Later that day we visit Acetaia San Giacomo, to taste Aceto di Reggio Emilia PDO. We taste young vinegar, then vinegars of increasing ages up to 25 years. The latter is thick, slightly sweet despite containing no added sugar and is superb served with Parmigiano Reggiano, bread and wines made with local grapes. This is where the terroir comes in – all taste very much of the area and the combination is sublime.
Back in Parma, there are plenty of local tavernas to choose from, including Osteria dei Servi, on Piazza Ghiaia, next to the market place, where chef Enrico Malpeli serves traditional dishes and the local sparkling red Lambrusco (forget any notions of that awful fizzy stuff from yesteryear – this is like a fruity summer pudding in a glass) and sparkling white Malvasia in small white crockery bowls, from a time when people ate and drank everything from one vessel, and offers Parmigiano Reggiano and Parma ham with torta fritta, puffy little parcels of fried bread dough.
In the evenings Parmigiani stop to meet friends at bars like Tabarro, owned by the eccentric Diego, one of the judges at Vinitaly, Italy’s largest annual wine exhibition. Over the course of the evening, the unhurried Diego matches Parmigiano Reggiano and cold cuts to the local wines, including three ages of the cheese (12, 26 and 30 months; for the record, the greatest leap in flavour is from 12 to 26 months, while the cheese is generally sweeter, fruitier and grainier at 36 months) with Albino Maria Cavazzuti, a natural white wine made from pinot noir grapes, and a 10-year-old Parmigiano Reggiano with a Marsala from the 1980s.
As for fine dining, I loved Caffè Arti e Mestieri, where chef Gianni D’Amato makes artistic, elegant, flavour-packed dishes including ‘erbazzone splash’, which looks like a Jackson Pollock painting, and a fabulous risotto made with Parmigiano Reggiano, Lambrusco and saba vinegar, again served with local Lambrusco wines. Gianni’s celebrated food could be loosely described as Italian fare made with a creative flourish; enjoy it in the leafy garden or in the print-lined interior.
Ristorante Inkiostro, on the other hand, is all about modern – both the setting and the food. In this Michelin-starred restaurant, chef Terry Giacomello uses molecular gastronomy to create beautiful dishes including egg white tagliolini, Parmigiano Reggiano sauce and black truffle caviar; and ravioli with whey. Dessert include a spectacular soufflé, made with Parmigiano Reggiano, of course, and served in a white teacup alongside ice cream and flower petals.
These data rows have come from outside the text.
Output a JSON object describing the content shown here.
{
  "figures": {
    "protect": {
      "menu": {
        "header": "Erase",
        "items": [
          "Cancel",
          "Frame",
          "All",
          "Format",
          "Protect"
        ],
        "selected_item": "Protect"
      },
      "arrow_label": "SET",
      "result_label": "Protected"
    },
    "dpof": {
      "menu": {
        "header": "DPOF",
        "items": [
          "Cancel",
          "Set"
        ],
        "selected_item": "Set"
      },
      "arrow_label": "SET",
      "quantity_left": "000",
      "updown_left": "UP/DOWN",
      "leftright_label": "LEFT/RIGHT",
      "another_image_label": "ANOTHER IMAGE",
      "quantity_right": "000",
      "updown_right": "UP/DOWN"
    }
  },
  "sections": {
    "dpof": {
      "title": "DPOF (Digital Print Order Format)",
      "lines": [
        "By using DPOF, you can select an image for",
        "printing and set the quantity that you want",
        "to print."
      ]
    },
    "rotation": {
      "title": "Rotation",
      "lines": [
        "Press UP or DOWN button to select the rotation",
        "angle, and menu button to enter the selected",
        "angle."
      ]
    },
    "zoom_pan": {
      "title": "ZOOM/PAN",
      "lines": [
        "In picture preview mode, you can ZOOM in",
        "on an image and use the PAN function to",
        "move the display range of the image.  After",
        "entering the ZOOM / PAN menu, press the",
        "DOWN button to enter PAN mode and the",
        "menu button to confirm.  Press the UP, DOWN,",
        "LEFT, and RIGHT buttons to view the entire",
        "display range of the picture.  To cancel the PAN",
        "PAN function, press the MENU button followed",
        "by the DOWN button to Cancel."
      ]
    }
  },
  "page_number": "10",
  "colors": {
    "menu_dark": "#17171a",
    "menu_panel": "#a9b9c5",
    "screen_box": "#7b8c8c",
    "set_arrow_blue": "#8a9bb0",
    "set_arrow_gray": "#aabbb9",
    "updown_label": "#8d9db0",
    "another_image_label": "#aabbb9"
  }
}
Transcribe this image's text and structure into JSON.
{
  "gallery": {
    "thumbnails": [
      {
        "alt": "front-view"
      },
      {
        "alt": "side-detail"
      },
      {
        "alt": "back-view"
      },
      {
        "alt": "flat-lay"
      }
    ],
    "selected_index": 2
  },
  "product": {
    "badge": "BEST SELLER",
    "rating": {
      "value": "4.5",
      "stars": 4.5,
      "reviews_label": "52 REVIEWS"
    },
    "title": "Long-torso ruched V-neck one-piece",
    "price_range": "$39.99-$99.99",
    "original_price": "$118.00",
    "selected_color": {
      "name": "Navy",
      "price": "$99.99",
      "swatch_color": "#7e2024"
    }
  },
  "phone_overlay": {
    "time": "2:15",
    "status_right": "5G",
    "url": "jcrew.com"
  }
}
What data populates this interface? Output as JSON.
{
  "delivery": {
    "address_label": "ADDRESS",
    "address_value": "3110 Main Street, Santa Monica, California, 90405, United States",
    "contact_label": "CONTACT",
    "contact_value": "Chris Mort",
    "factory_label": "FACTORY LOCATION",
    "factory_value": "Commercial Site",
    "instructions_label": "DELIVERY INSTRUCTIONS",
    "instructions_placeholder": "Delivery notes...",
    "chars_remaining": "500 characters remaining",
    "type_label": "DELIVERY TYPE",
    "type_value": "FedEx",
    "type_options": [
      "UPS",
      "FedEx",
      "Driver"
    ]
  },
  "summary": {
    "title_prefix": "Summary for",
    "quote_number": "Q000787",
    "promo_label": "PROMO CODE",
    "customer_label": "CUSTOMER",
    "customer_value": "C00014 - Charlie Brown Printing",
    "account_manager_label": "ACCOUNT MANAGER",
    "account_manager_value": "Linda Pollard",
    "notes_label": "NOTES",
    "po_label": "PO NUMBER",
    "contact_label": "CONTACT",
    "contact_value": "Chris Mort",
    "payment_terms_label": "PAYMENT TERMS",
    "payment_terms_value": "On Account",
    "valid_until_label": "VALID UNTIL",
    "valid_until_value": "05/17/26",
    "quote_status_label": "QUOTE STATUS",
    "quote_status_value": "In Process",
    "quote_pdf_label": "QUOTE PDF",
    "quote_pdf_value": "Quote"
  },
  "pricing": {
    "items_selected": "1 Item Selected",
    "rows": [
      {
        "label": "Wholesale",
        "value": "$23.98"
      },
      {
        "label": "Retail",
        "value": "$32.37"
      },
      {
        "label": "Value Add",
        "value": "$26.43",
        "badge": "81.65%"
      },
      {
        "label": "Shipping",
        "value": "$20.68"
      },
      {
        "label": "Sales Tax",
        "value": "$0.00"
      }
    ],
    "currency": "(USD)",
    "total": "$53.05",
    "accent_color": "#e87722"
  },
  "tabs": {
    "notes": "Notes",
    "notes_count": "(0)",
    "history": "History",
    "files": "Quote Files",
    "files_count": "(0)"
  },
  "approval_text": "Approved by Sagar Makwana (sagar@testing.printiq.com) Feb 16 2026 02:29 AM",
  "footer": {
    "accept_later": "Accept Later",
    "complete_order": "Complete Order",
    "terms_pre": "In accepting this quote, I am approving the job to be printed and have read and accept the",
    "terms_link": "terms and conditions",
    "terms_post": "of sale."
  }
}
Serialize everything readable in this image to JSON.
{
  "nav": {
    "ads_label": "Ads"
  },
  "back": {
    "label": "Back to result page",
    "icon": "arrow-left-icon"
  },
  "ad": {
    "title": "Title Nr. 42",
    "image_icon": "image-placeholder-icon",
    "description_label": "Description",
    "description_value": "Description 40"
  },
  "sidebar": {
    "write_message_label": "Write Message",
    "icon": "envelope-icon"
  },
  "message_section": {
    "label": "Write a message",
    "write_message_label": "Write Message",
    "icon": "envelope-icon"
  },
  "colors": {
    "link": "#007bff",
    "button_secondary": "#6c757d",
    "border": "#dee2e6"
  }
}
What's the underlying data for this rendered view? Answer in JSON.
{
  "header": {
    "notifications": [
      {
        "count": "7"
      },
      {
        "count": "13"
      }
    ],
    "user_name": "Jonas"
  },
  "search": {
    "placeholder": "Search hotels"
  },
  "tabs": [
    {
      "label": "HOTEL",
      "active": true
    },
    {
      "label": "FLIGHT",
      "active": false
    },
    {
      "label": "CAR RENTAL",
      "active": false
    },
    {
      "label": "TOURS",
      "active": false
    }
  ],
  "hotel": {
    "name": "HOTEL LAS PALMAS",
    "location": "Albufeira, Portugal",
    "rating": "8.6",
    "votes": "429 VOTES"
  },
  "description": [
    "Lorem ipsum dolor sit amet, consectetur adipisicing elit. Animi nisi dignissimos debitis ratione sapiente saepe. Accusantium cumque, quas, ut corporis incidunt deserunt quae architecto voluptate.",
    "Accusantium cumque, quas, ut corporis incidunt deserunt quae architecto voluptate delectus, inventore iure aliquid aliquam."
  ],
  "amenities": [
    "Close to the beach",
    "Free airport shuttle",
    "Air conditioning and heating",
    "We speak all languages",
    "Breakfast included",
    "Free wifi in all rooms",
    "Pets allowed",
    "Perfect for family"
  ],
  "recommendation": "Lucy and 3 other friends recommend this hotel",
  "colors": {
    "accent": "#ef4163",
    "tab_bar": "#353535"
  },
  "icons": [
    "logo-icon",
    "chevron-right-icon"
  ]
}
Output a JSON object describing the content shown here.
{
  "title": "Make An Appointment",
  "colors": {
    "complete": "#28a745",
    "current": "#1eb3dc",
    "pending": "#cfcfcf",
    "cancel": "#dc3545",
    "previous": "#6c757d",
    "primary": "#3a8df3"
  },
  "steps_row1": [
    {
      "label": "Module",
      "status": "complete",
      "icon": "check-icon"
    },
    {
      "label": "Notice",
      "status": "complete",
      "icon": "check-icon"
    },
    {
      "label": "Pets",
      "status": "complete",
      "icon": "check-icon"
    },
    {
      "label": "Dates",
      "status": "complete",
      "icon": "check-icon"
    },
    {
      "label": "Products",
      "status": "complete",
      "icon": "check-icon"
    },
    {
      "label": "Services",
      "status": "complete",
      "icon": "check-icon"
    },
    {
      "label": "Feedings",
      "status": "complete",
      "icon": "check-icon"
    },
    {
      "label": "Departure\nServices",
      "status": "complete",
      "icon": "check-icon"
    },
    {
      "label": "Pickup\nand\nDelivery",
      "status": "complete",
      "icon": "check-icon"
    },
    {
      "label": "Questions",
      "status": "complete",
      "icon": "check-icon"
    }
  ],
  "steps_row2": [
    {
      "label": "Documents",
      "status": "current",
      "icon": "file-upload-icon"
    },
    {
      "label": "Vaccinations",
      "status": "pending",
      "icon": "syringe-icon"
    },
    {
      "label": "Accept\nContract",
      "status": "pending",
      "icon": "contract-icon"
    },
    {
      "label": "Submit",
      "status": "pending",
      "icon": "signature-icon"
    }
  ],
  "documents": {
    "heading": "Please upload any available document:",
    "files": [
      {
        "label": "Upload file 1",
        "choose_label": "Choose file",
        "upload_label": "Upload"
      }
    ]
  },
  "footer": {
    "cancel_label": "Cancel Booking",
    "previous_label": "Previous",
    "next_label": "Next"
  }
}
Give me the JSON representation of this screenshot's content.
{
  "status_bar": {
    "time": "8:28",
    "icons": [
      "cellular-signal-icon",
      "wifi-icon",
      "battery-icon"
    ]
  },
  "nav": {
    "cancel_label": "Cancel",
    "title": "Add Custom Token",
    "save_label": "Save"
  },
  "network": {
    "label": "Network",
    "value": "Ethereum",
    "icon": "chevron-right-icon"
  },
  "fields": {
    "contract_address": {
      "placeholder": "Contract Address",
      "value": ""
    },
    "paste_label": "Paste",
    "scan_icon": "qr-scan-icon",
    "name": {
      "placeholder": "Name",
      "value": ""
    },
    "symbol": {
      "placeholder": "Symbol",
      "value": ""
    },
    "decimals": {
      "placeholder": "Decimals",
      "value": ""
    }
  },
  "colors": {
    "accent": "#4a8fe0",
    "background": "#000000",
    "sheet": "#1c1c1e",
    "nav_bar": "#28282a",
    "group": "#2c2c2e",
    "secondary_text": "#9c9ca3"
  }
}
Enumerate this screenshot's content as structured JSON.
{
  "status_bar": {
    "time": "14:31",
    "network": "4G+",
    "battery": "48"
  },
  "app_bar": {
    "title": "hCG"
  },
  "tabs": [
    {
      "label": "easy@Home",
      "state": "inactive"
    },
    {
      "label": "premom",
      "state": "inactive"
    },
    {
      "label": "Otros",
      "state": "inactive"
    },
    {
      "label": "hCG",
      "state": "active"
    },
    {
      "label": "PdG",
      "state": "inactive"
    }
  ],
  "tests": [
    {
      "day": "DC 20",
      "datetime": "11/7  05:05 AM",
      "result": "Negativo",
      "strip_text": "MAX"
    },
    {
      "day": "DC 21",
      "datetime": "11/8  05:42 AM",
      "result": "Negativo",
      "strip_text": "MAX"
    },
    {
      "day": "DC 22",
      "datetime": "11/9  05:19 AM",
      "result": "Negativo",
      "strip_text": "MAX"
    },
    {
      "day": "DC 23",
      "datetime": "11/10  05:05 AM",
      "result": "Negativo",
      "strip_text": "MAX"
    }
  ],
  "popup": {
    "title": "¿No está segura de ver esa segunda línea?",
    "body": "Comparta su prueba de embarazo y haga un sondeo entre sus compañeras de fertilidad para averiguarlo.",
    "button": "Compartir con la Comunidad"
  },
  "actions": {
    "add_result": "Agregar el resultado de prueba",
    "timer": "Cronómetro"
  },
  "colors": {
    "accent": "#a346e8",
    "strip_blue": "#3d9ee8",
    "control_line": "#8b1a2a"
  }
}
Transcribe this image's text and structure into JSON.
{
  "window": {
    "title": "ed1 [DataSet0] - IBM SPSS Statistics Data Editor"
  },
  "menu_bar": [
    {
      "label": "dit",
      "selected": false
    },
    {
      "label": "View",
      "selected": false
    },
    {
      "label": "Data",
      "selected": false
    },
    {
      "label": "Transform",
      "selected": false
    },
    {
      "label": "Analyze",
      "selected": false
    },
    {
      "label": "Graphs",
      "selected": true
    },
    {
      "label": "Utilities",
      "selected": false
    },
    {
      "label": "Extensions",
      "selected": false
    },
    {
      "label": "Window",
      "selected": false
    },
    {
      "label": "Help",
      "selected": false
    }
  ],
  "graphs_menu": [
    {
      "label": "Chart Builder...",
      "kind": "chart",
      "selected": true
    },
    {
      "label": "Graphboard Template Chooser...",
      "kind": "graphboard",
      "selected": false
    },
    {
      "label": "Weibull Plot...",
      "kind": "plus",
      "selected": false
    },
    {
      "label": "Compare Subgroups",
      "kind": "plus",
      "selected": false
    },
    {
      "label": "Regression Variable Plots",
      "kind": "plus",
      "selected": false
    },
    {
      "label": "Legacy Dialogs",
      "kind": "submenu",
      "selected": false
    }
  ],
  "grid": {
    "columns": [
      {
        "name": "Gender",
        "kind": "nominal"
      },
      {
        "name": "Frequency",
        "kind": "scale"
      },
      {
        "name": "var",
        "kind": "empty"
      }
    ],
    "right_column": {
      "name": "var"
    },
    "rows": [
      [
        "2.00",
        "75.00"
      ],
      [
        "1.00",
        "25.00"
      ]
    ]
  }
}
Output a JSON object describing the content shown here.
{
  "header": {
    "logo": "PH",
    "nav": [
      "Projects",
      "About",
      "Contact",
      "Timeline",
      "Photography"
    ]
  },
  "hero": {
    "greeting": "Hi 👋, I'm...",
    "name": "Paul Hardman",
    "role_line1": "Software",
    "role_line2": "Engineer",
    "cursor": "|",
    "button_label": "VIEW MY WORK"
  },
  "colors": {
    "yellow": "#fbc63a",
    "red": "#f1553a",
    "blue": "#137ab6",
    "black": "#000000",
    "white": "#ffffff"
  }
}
On our final morning, we visited the astonishingly well-preserved medieval Torrechiara castle, about 25 minutes’ drive from Parma and filled with exquisite murals depicting fauna, flora and everyday life as well as a great passion, all with opera playing in the background and with sweeping views over the region. Then, on our way back to the airport, we stopped in the village of Coloreto for lunch at Trattoria ai due Platani. It has a Michelin Bib Gourmand and its Emilian cuisine includes Parmigiano Reggiano and excellent cold cuts with more torta fritta, a lovely pumpkin soup with almonds, the best eggs Benedict I’ve ever eaten complete with Parmigiano Reggiano, spinach and shaved truffles; tortilla stuffed with pumpkin, ricotta and Swiss chard; and gelato made in a 1950s machine just before we ate it. All, as with every meal we enjoyed, served with wines made with the local grapes.
That evening, back in England, we couldn’t help but notice a huge, luminous harvest moon in the sky. Considering all the Parmigiano Reggiano and the vivid dreams some of us had experienced in Parma, perhaps the moon really is made of cheese after all.
Karen stayed at Grand Hotel de la Ville. For more information, visit www.grandhoteldelaville.com. Flights to Bologna with British Airways start at £250 return.
Learn more about Parmigiano Reggiano at parmigianoreggiano.com.